Opening act, dark synth phenom Xander Harris at Ogden Theatre, November 28, 2017. Photo by Tom Murphy.

Because Mogwai’s music is all but beyond language it’s ability to communicate effectively is not dependent on linguistics. And yet its enigmatic titles employ a clever use of the English language to add a sense of suggestive mystery and multiple meanings. With “I’m Jim Morrison I’m Dead,” the surrealistic title conveys a dry, irreverent sense of humor but one that draws on Morrison’s own personal mythology as being connected with Native American spirituality and communicating poetic and cosmic truths past the barriers of time, space and culture. When band edged into the song there was a sense of being swept into a melancholic realm where despair sublimates off into the haze of spent emotions.
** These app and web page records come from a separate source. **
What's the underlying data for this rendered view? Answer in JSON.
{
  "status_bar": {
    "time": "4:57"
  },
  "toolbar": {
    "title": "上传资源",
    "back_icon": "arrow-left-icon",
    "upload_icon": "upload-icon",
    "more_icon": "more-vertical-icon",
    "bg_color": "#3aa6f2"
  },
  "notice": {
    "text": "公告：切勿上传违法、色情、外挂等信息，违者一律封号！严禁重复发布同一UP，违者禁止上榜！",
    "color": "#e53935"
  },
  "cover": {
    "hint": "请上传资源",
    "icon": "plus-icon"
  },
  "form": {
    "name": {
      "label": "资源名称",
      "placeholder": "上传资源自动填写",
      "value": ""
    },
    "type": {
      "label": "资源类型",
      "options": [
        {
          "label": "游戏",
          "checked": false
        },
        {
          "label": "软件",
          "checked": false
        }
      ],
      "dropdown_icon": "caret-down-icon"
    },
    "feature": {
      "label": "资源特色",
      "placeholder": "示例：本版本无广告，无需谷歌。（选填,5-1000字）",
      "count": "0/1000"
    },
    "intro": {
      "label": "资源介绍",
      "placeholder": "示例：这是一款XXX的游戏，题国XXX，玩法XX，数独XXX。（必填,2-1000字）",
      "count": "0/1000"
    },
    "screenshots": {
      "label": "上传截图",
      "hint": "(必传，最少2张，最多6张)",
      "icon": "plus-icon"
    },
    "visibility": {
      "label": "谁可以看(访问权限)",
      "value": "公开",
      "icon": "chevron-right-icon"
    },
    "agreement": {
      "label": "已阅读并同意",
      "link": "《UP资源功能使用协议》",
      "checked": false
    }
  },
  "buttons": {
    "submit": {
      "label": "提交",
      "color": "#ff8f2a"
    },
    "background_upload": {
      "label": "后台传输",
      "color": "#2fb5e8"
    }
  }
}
And yet there was something a bit different with this Mogwai show. Apparently drummer Martin Bulloch was suffering from health issues and filling in on the tour was Cat Myers of Honeyblood. And Myers proved more than adequate to the task, providing the power and nuance that Bulloch masterfully brings to Mogwai’s records and live performances.

Mogwai at Ogden Theatre on November 28, 2017. Photo by Tom Murphy.

The show would have ended with “Old Poisons” but we were treated to the full rendition of an early Mogwai track, “Mogwai Fear Satan,” proving the Scottish quintet (including touring multi-instrumentalist Alex Mackay) was crafting evocative soundscapes of delicate intricacy and raw power from the beginning.

Mogwai at Ogden Theatre on November 28, 2017. Photo by Tom Murphy.

Set List
Every Country’s Sun
Friend of the Night
Party in the Dark
Crossing the Road Material
Rano Pano
Killing All the Flies
I’m Jim Morrison I’m Dead
Battered at a Scramble
Don’t Believe the Fife
Hunted by a Freak
Auto Rock
Old Poisons

Mogwai Fear Satan

Mogwai at Ogden Theatre on November 28, 2017. Photo by Tom Murphy.

Mogwai at Ogden Theatre on November 28, 2017. Photo by Tom Murphy.